§ **HOW TO COMPLETE THIS TASK**
Which lines below include the string "title"? Please show each one.

Dataset excerpts
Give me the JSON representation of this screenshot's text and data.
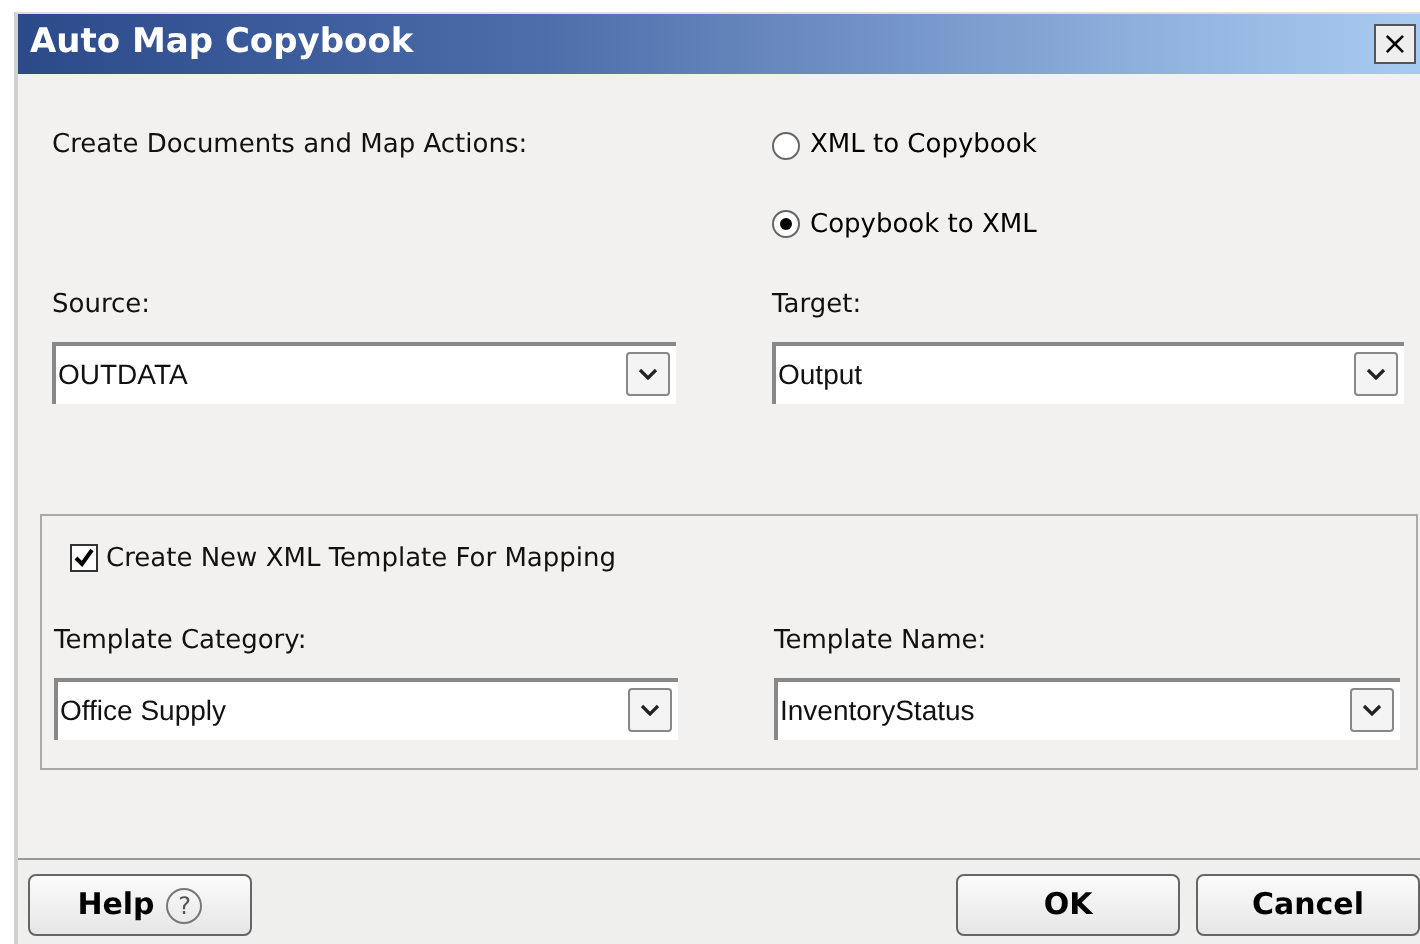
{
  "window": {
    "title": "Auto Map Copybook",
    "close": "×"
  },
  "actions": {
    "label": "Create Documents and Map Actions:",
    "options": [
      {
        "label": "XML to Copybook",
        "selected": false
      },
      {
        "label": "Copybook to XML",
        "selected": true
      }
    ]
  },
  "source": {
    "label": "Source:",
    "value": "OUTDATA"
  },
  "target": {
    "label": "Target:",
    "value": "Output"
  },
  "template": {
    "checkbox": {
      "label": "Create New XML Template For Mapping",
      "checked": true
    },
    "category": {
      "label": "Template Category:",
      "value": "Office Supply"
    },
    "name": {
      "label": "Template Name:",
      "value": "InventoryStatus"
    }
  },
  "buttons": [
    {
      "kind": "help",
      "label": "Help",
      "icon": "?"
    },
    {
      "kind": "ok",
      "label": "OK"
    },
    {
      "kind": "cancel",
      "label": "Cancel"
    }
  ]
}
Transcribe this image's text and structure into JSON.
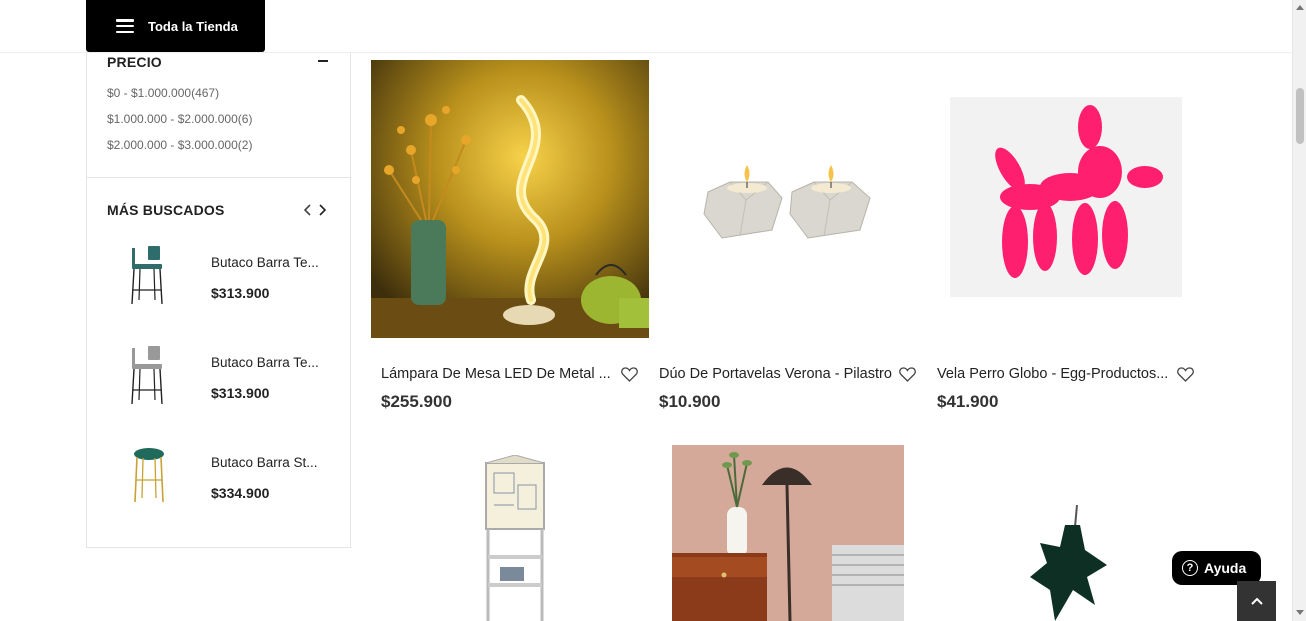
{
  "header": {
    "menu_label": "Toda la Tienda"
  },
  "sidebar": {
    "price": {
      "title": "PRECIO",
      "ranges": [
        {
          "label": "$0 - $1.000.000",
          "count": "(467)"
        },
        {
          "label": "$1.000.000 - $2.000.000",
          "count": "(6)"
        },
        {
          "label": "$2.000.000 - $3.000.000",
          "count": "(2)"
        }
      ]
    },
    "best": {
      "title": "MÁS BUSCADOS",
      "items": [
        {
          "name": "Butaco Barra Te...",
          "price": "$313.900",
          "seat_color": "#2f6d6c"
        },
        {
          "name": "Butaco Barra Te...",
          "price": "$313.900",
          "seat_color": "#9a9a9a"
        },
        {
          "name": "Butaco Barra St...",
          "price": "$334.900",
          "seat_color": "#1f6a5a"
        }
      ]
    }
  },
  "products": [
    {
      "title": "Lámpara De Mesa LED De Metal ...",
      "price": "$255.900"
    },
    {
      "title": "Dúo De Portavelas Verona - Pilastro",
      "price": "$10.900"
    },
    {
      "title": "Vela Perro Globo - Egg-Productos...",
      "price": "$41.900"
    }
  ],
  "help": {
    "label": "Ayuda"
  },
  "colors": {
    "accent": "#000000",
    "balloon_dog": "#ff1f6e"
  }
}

§ **RESULT**
    "title": "Auto Map Copybook",
      "title": "PRECIO",
      "title": "MÁS BUSCADOS",
      "title": "Lámpara De Mesa LED De Metal ...",
      "title": "Dúo De Portavelas Verona - Pilastro",
      "title": "Vela Perro Globo - Egg-Productos...",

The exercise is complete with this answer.